However, it is important to note that in doing these things we are not disregarding or devaluing those who do not identify as LGBT. We are also not exhibiting bias or communicating that the LGBT community matters more than any other. Rather, we are communicating that patrons who are LGBT have equal and unprejudiced access to opportunities like everyone else.
The notion that LGBT programs are exclusively for those who are LGBT, and in turn, alienate those who are not, is a misconception. The affirming inclusive approach simply presents a service philosophy that encourages us to treat everyone the same, regardless of our perceptions and knowledge of their sexuality, race, religion or other characteristics. To do so is to not saturate our service with political correctness, but rather bolster it with respect and human decency. With this approach, we realize we must always do right by our patrons and general community. Often, “doing right” entails exploring our roles within our respective communities and responding to the needs of those we serve.
Successful programs that use this approach champion the notion of possibility. In an LGBT-friendly sports tournament, for instance, it would be possible for people who are LGBT to play sports in a safe, nurturing and judgment-free environment. In an LGBT-focused event, it would be possible for people who are LGBT to gather information about resources, highlight issues facing their community and initiate policy, practice and culture changes.
Regardless of the program, it is possible for anyone, even those who do not identify as LGBT, to make a difference. Even a small group of people can inspire purposeful and productive changes within the agency, facility or general community. The simplest acts can yield the most profound outcomes. Most of all, with the growth of LGBT programs, it is possible for people who are LGBT to transcend stereotypes and misconceptions. The same principles and programming elements could apply to other groups as well. In promoting inclusion and awareness for the LGBT community, we are able to do the same for other groups. The affirming inclusive approach grants investment in and the celebration of possibilities, just as we should invest in and celebrate people — no matter their race, religion, orientation or gender identity.
6 Starting Points for LGBT Programming Through the Affirming Inclusive Approach

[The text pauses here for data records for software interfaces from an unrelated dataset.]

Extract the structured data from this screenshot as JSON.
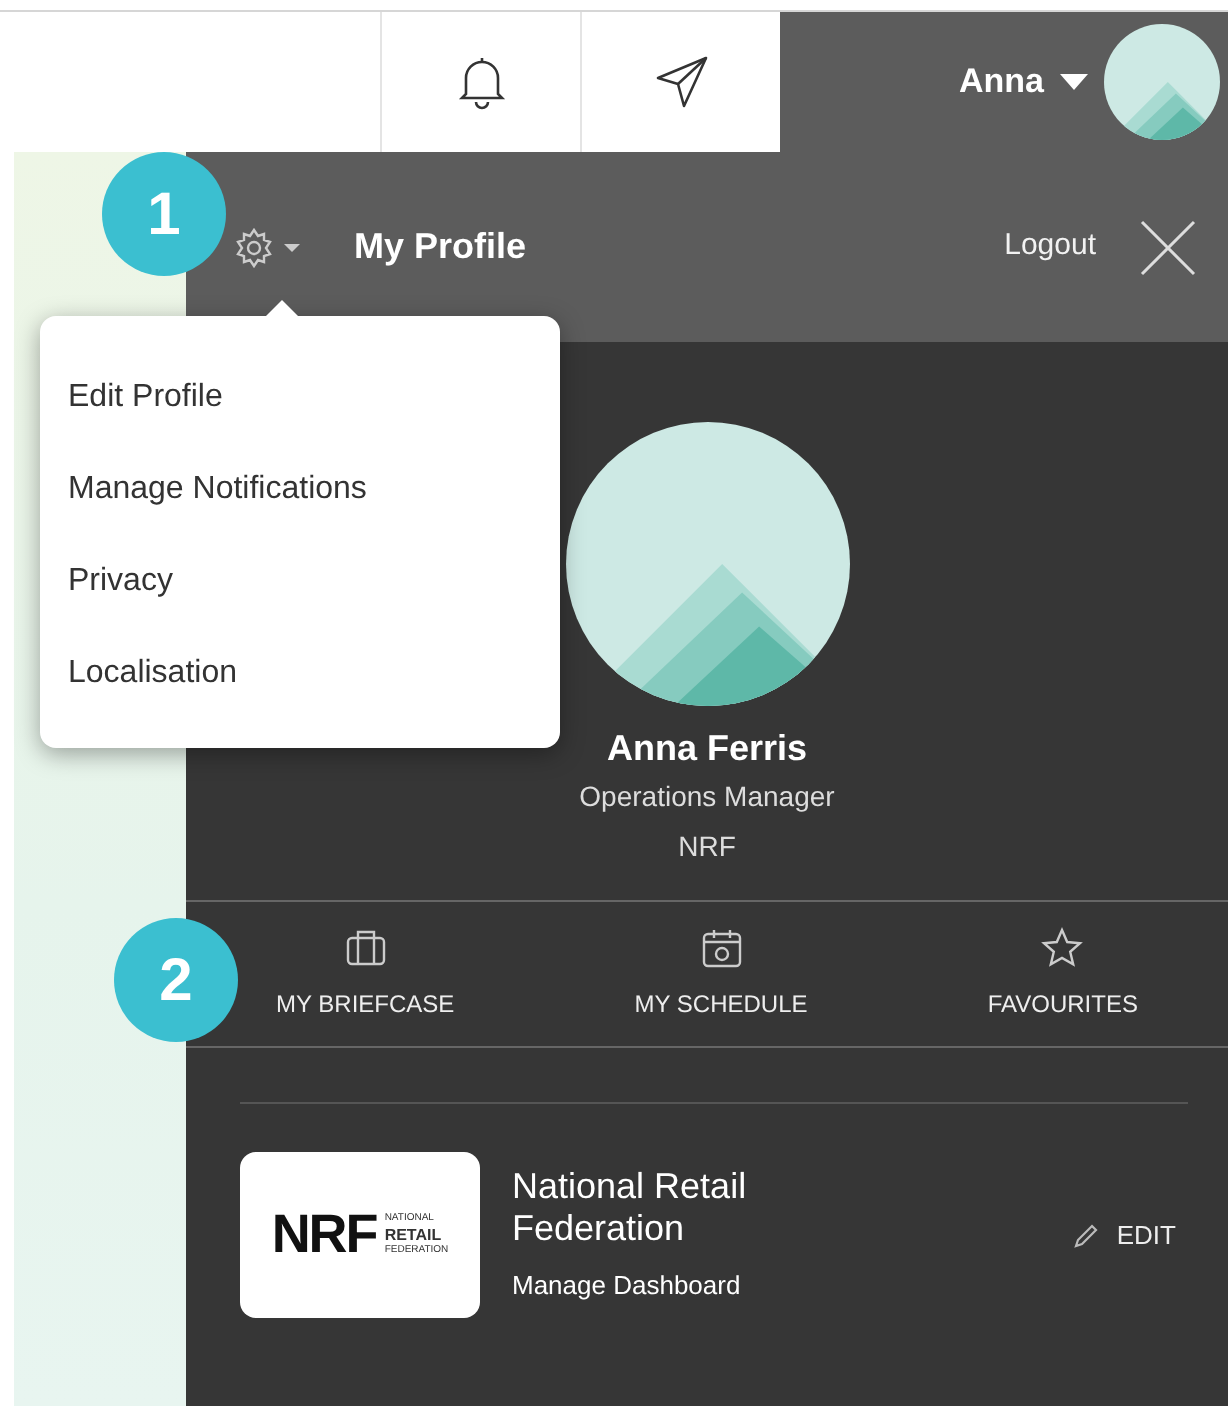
{
  "top_bar": {
    "user_name": "Anna"
  },
  "profile_panel": {
    "title": "My Profile",
    "logout": "Logout"
  },
  "settings_menu": {
    "expanded": true,
    "items": [
      "Edit Profile",
      "Manage Notifications",
      "Privacy",
      "Localisation"
    ]
  },
  "callouts": [
    "1",
    "2"
  ],
  "profile": {
    "name": "Anna Ferris",
    "job_title": "Operations Manager",
    "organisation": "NRF"
  },
  "nav": [
    {
      "kind": "briefcase",
      "label": "MY BRIEFCASE"
    },
    {
      "kind": "calendar",
      "label": "MY SCHEDULE"
    },
    {
      "kind": "star",
      "label": "FAVOURITES"
    }
  ],
  "dashboard": {
    "logo": {
      "mark": "NRF",
      "lines": [
        "NATIONAL",
        "RETAIL",
        "FEDERATION"
      ]
    },
    "name": "National Retail Federation",
    "link": "Manage Dashboard",
    "edit": "EDIT"
  }
}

- Create and expand partnerships with local and national LGBT centers, organizations and even sports leagues. Invite other agencies, departments and groups as well — especially those with excellent track records for inclusive policies and practices, who can address LGBT presence, visibility and representation.
- Conduct consistent and substantial outreach to members of the LGBT community.
- Reach vulnerable groups within the LGBT community, including the youth and homeless.
- Plan special events for LGBT Pride Month in June and LGBT History Month in October, and participate in LGBT-related campaigns.
- Increase programs and events that focus on intercultural awareness and cultural competency. Prepare and share educational materials. Involve individuals from both the general and LGBT communities and encourage collaboration.
- Examine and modify the culture and language within agencies and facilities to be more inclusive and respectful. Regularly train staff on inclusive language and practices with accountability.
Joseph Martin, M.S., a Contributor to Parks & Recreation magazine, is a Graduate of the University of Idaho.